··· Study material ···

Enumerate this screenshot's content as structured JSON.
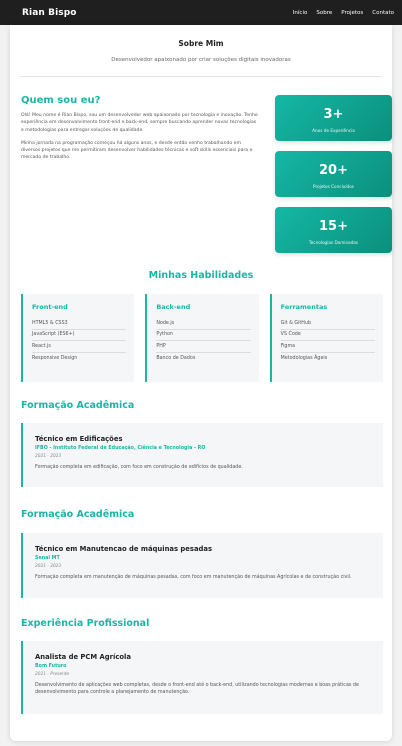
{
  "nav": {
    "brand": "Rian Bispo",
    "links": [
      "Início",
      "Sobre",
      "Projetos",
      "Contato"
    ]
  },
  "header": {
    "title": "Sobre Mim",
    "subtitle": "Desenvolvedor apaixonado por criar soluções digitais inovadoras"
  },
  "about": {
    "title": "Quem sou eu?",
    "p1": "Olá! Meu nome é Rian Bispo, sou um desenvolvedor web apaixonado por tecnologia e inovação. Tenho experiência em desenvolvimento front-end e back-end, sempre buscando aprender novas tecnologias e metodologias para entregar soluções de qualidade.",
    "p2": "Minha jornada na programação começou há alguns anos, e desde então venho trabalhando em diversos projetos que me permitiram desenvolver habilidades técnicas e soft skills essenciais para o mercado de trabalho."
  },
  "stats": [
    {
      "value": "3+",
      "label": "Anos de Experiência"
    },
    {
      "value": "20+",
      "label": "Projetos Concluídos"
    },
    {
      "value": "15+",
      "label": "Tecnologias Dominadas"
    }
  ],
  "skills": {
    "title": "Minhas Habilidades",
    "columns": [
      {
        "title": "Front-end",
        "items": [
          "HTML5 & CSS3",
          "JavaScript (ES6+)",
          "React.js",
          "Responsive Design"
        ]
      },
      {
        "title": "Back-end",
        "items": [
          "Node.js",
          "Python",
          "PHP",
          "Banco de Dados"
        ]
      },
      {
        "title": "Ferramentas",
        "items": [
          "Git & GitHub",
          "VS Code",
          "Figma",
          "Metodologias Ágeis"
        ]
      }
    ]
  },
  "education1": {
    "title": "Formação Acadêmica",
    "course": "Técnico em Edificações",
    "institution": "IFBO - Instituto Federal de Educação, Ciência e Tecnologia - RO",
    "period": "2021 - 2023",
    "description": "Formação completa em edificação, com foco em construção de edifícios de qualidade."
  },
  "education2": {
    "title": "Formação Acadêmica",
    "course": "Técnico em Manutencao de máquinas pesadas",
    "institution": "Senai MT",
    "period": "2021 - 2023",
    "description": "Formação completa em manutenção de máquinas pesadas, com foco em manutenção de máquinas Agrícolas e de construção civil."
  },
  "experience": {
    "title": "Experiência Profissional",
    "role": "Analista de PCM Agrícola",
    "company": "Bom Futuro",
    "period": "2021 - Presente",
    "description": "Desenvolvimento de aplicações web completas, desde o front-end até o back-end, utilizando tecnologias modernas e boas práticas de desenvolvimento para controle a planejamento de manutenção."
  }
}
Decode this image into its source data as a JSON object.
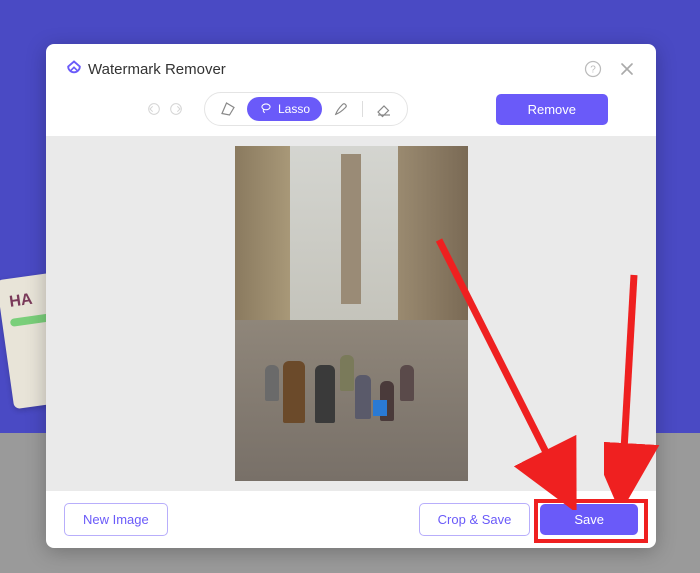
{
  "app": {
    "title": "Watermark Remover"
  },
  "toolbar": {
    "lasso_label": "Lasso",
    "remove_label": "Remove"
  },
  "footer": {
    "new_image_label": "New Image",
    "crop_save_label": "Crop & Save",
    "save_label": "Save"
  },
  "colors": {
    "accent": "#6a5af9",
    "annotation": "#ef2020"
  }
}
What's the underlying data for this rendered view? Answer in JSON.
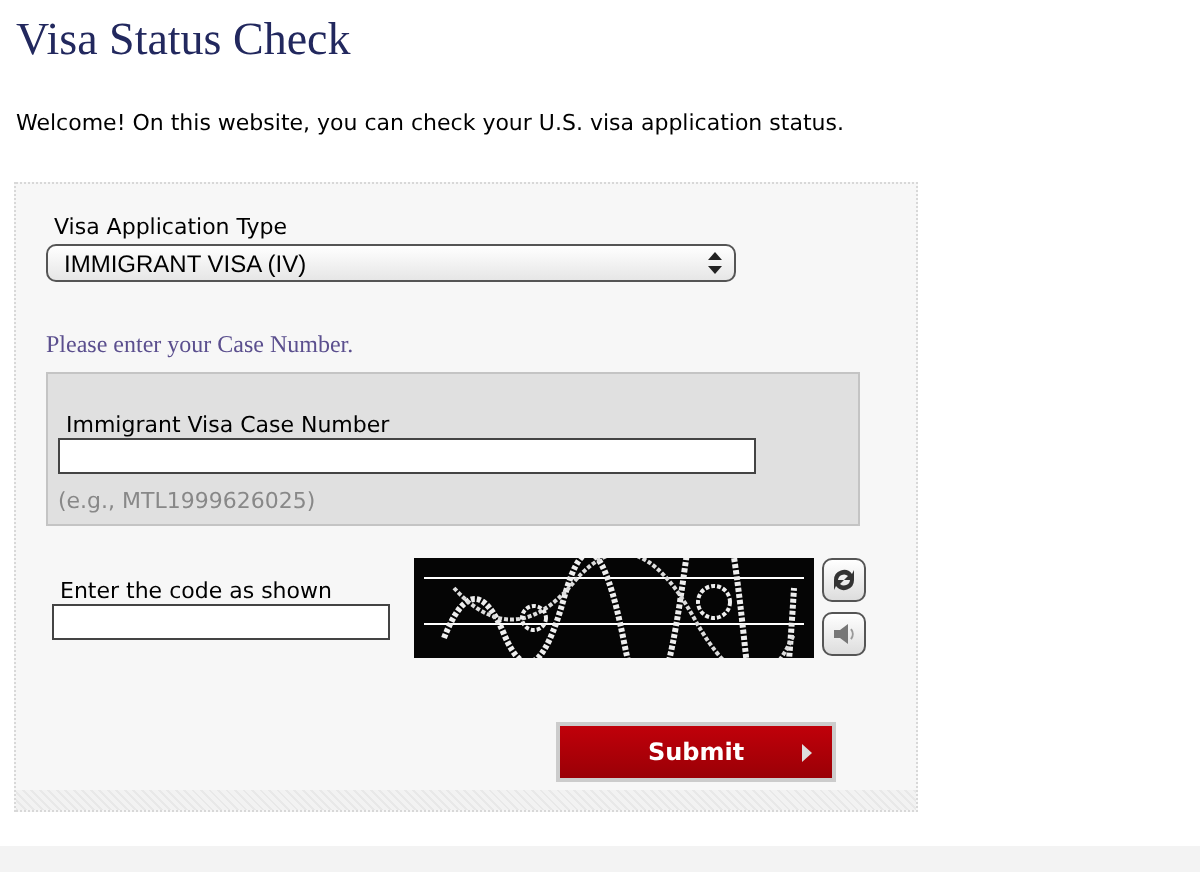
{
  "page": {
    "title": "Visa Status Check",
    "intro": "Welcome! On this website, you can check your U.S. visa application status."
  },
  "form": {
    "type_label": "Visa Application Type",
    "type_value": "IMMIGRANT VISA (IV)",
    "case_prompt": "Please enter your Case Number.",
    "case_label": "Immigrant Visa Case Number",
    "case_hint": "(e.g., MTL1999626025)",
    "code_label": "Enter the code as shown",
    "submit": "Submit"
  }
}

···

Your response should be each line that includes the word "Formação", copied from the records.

    "title": "Formação Acadêmica",
    "description": "Formação completa em edificação, com foco em construção de edifícios de qualidade."
    "title": "Formação Acadêmica",
    "description": "Formação completa em manutenção de máquinas pesadas, com foco em manutenção de máquinas Agrícolas e de construção civil."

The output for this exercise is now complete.